National Book Award Finalist
Book of the Year honors from Publishers Weekly
"As if hurled from a pitching mound, James Richardson's aphorisms and images approach the reader like fastballs, only to curve at the last second, painting the corners of the reader's mind with wisdom and delight. In By the Numbers Richardson dips into an expansive repertoire of approaches and shows excellent command, as he illuminates the commute between the ordinary and the mystical." —National Book Award finalist, Judges' Citation
“[O]ne of America’s most distinctive contemporary poets…a powerful and moving body of work that in its intimacy and philosophical naturalism is unique in contemporary American poetry.” —Boston Review
“James Richardson’s Interglacial, a poetry finalist for the National Book Critics Circle Award, is like a beautiful river, under the thin surface of which rushes an intensely felt life and a never quite lost yearning to belong.” —NewPages
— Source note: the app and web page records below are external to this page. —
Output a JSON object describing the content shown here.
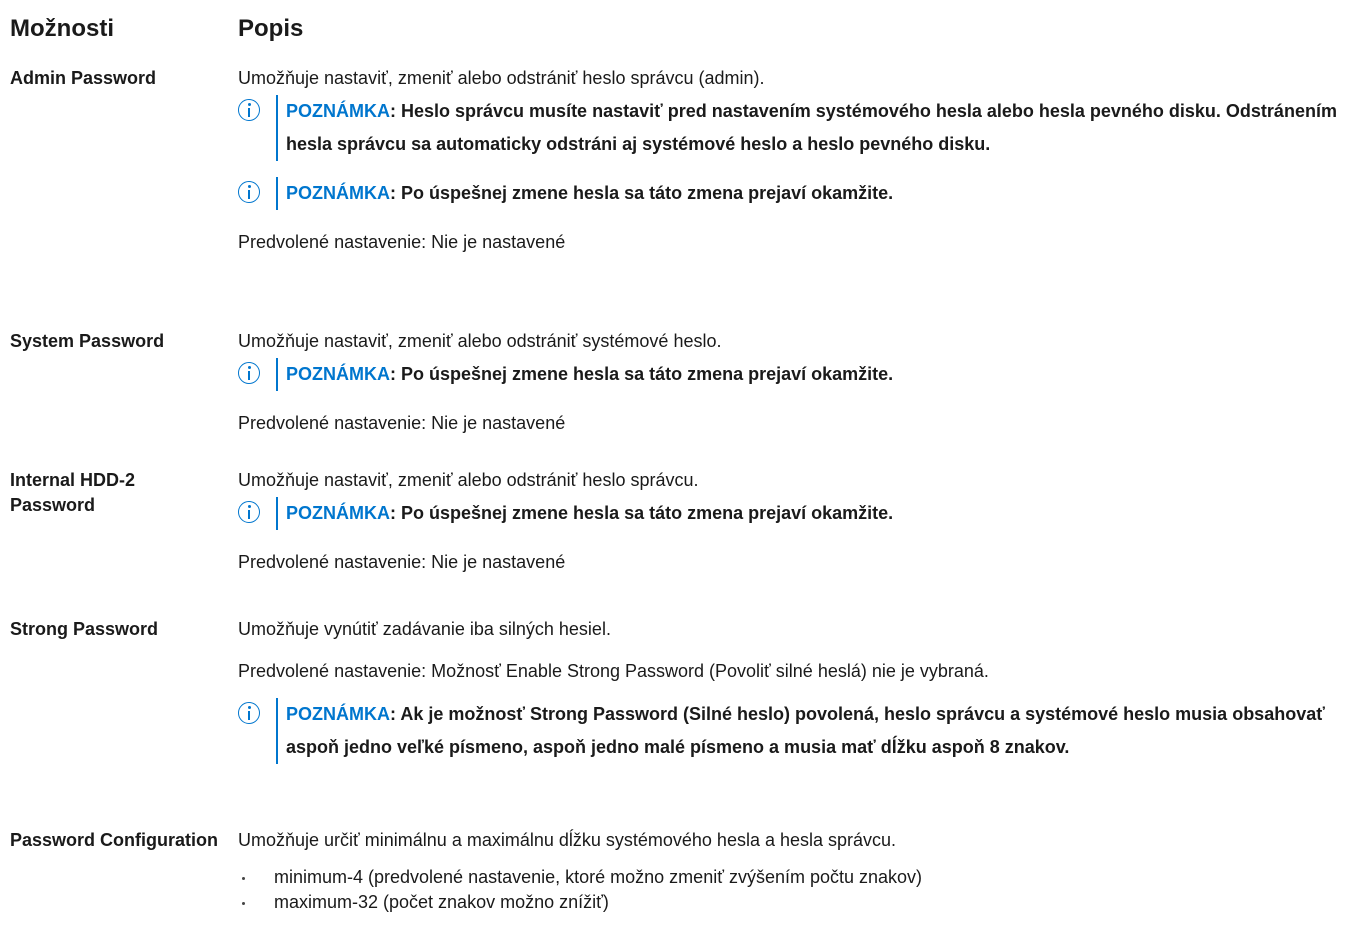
{
  "header": {
    "options": "Možnosti",
    "description": "Popis"
  },
  "note_label": "POZNÁMKA",
  "rows": [
    {
      "option": "Admin Password",
      "text": "Umožňuje nastaviť, zmeniť alebo odstrániť heslo správcu (admin).",
      "note1": ": Heslo správcu musíte nastaviť pred nastavením systémového hesla alebo hesla pevného disku. Odstránením hesla správcu sa automaticky odstráni aj systémové heslo a heslo pevného disku.",
      "note2": ": Po úspešnej zmene hesla sa táto zmena prejaví okamžite.",
      "default": "Predvolené nastavenie: Nie je nastavené"
    },
    {
      "option": "System Password",
      "text": "Umožňuje nastaviť, zmeniť alebo odstrániť systémové heslo.",
      "note1": ": Po úspešnej zmene hesla sa táto zmena prejaví okamžite.",
      "default": "Predvolené nastavenie: Nie je nastavené"
    },
    {
      "option": "Internal HDD-2 Password",
      "text": "Umožňuje nastaviť, zmeniť alebo odstrániť heslo správcu.",
      "note1": ": Po úspešnej zmene hesla sa táto zmena prejaví okamžite.",
      "default": "Predvolené nastavenie: Nie je nastavené"
    },
    {
      "option": "Strong Password",
      "text": "Umožňuje vynútiť zadávanie iba silných hesiel.",
      "default": "Predvolené nastavenie: Možnosť Enable Strong Password (Povoliť silné heslá) nie je vybraná.",
      "note1": ": Ak je možnosť Strong Password (Silné heslo) povolená, heslo správcu a systémové heslo musia obsahovať aspoň jedno veľké písmeno, aspoň jedno malé písmeno a musia mať dĺžku aspoň 8 znakov."
    },
    {
      "option": "Password Configuration",
      "text": "Umožňuje určiť minimálnu a maximálnu dĺžku systémového hesla a hesla správcu.",
      "bullets": [
        "minimum-4 (predvolené nastavenie, ktoré možno zmeniť zvýšením počtu znakov)",
        "maximum-32 (počet znakov možno znížiť)"
      ]
    }
  ]
}
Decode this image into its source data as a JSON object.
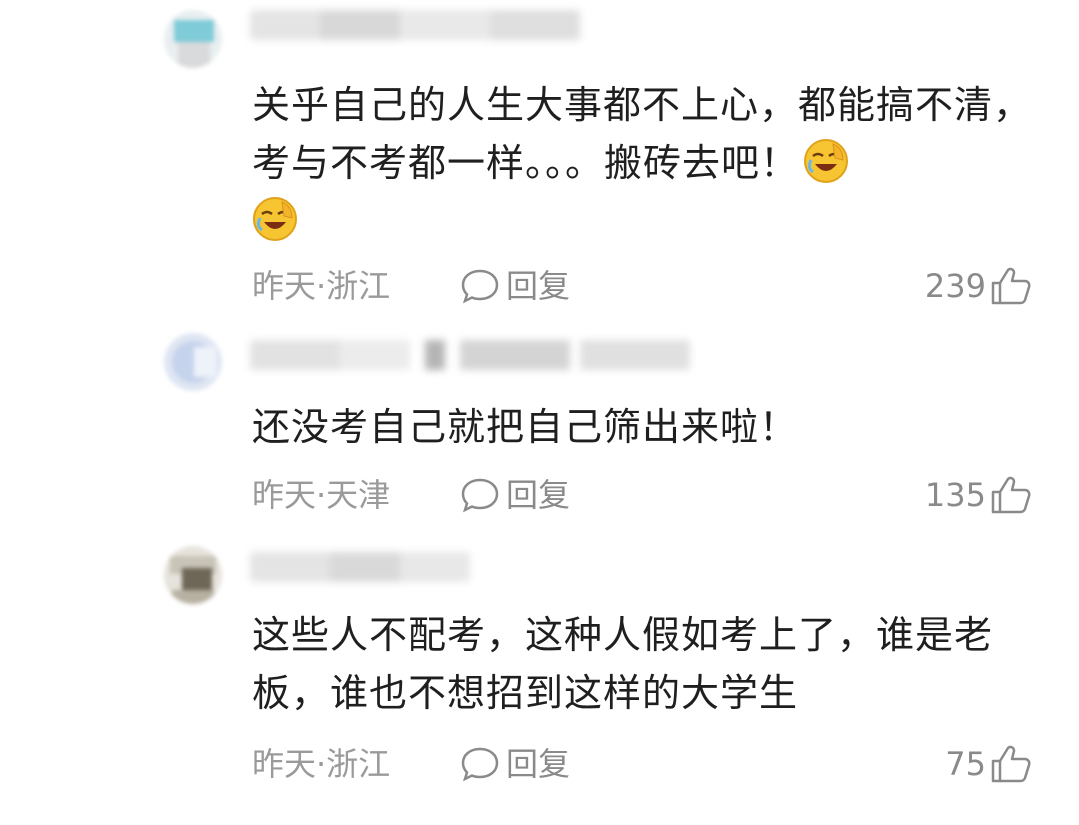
{
  "comments": [
    {
      "text_parts": [
        "关乎自己的人生大事都不上心，都能搞不清，考与不考都一样。。。搬砖去吧！"
      ],
      "emojis": [
        "facepalm-laugh-emoji",
        "facepalm-laugh-emoji"
      ],
      "time": "昨天·浙江",
      "reply_label": "回复",
      "likes": "239"
    },
    {
      "text_parts": [
        "还没考自己就把自己筛出来啦！"
      ],
      "time": "昨天·天津",
      "reply_label": "回复",
      "likes": "135"
    },
    {
      "text_parts": [
        "这些人不配考，这种人假如考上了，谁是老板，谁也不想招到这样的大学生"
      ],
      "time": "昨天·浙江",
      "reply_label": "回复",
      "likes": "75"
    }
  ],
  "colors": {
    "text": "#1f1f1f",
    "meta": "#9a9a9a",
    "background": "#ffffff"
  }
}
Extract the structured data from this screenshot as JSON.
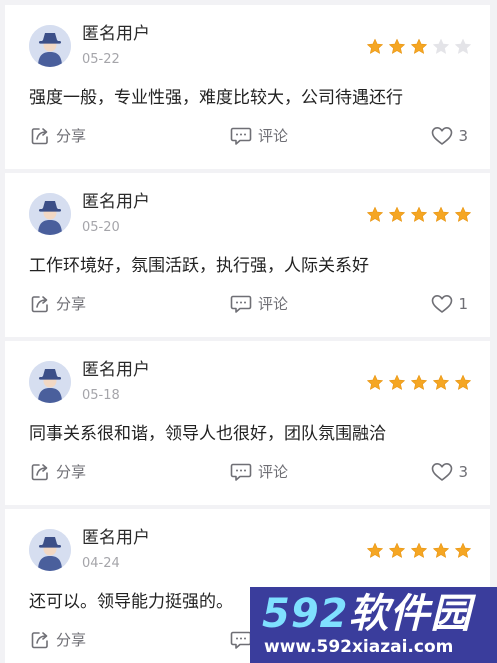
{
  "reviews": [
    {
      "username": "匿名用户",
      "date": "05-22",
      "rating": 3,
      "max_rating": 5,
      "content": "强度一般，专业性强，难度比较大，公司待遇还行",
      "share_label": "分享",
      "comment_label": "评论",
      "like_count": "3"
    },
    {
      "username": "匿名用户",
      "date": "05-20",
      "rating": 5,
      "max_rating": 5,
      "content": "工作环境好，氛围活跃，执行强，人际关系好",
      "share_label": "分享",
      "comment_label": "评论",
      "like_count": "1"
    },
    {
      "username": "匿名用户",
      "date": "05-18",
      "rating": 5,
      "max_rating": 5,
      "content": "同事关系很和谐，领导人也很好，团队氛围融洽",
      "share_label": "分享",
      "comment_label": "评论",
      "like_count": "3"
    },
    {
      "username": "匿名用户",
      "date": "04-24",
      "rating": 5,
      "max_rating": 5,
      "content": "还可以。领导能力挺强的。",
      "share_label": "分享",
      "comment_label": "评论",
      "like_count": ""
    }
  ],
  "watermark": {
    "brand_number": "592",
    "brand_text": "软件园",
    "url": "www.592xiazai.com"
  },
  "colors": {
    "star_filled": "#f5a623",
    "star_empty": "#e4e4e8",
    "avatar_bg": "#d6def0",
    "avatar_figure": "#4a5f9c",
    "watermark_bg": "#3a3d9c"
  },
  "icons": {
    "avatar": "anonymous-user-icon",
    "share": "share-icon",
    "comment": "comment-icon",
    "like": "heart-icon",
    "rating": "star-icon"
  }
}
“James Richardson’s poetry is…unusual, quirky, personal, and profound.” —The Threepenny Review
“James Richardson is…a poet who earned his reputation as a master of imagery and concision.” —The Christian Science Monitor
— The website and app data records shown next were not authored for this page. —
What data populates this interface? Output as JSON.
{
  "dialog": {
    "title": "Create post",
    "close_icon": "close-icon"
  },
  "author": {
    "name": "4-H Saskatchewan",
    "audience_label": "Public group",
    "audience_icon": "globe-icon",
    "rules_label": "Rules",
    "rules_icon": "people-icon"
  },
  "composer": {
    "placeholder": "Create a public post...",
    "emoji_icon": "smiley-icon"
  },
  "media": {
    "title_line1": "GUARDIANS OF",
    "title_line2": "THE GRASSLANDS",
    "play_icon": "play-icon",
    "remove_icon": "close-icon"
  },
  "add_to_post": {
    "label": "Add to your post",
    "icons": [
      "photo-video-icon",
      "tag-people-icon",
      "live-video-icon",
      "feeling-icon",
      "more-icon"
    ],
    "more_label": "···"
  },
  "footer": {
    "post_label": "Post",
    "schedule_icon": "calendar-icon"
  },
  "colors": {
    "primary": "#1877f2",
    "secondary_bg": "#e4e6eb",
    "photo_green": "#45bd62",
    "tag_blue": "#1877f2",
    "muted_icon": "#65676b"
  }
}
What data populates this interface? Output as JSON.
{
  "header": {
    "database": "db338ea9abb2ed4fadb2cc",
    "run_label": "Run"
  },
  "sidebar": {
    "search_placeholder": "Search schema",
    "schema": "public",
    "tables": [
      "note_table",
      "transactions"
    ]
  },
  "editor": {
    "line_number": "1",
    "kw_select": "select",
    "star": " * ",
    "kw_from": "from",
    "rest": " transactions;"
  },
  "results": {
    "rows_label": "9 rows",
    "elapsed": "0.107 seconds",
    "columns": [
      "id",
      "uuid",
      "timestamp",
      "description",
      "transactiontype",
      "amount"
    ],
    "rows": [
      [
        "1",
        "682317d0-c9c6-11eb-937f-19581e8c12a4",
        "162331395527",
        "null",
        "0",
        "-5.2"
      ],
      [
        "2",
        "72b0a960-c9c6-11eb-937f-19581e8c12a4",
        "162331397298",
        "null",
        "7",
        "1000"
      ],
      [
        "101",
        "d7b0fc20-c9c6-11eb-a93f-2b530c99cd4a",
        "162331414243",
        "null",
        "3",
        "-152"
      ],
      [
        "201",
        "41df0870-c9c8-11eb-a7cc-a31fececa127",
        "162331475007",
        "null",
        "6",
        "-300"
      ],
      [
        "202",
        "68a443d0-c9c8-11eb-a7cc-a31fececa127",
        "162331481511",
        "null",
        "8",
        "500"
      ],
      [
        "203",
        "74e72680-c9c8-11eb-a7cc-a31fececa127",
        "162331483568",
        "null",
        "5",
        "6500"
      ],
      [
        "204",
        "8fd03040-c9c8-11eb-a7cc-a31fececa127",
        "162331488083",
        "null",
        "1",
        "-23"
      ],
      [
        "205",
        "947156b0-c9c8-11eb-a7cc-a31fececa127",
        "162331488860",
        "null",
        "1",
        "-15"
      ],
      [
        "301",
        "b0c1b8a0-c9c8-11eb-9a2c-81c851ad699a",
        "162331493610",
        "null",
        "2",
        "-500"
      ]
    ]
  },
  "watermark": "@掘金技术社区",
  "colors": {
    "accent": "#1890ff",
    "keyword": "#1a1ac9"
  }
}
James Richardson is the author of six books of poetry and two critical studies. His poems appear frequently in The New Yorker, Slate, and Paris Review. He is a professor of English and creative writing at Princeton University.
Richardson is one of the finest poets now writing, and the best contemporary practitioner of the art of aphorism, as this eighth collection of poems and aphorisms will attest. Richardson's aphorisms--of which there are 170 in this book--are nothing short of genius, concise, reflexive, witty, wise, and startlingly true: "Spontaneity takes a few rehearsals," reads one; "Beware of speaking of The Rich as if they were someone else," reads another; "Loving yourself is about as likely as tickling yourself," says a third, and there's much more where these came from. In his poems, Richardson speaks with a world-weary voice that is also at times cautiously optimistic, managing to view the world from intimately personal and omniscient vantage points at the same time. One group of poems tries to take the measure of experience via numbers, letters, and "The stars in order of/ magnitude." Another suite anchored in Greek myths finds new resonance for old stories: "Did a god steal her daughter/ or has she been living all this time in Manhattan...?" Throughout, Richardson's aphoristic powers resurface, yielding stellar lines. Richardson deserves wider recognition, and this book should earn it.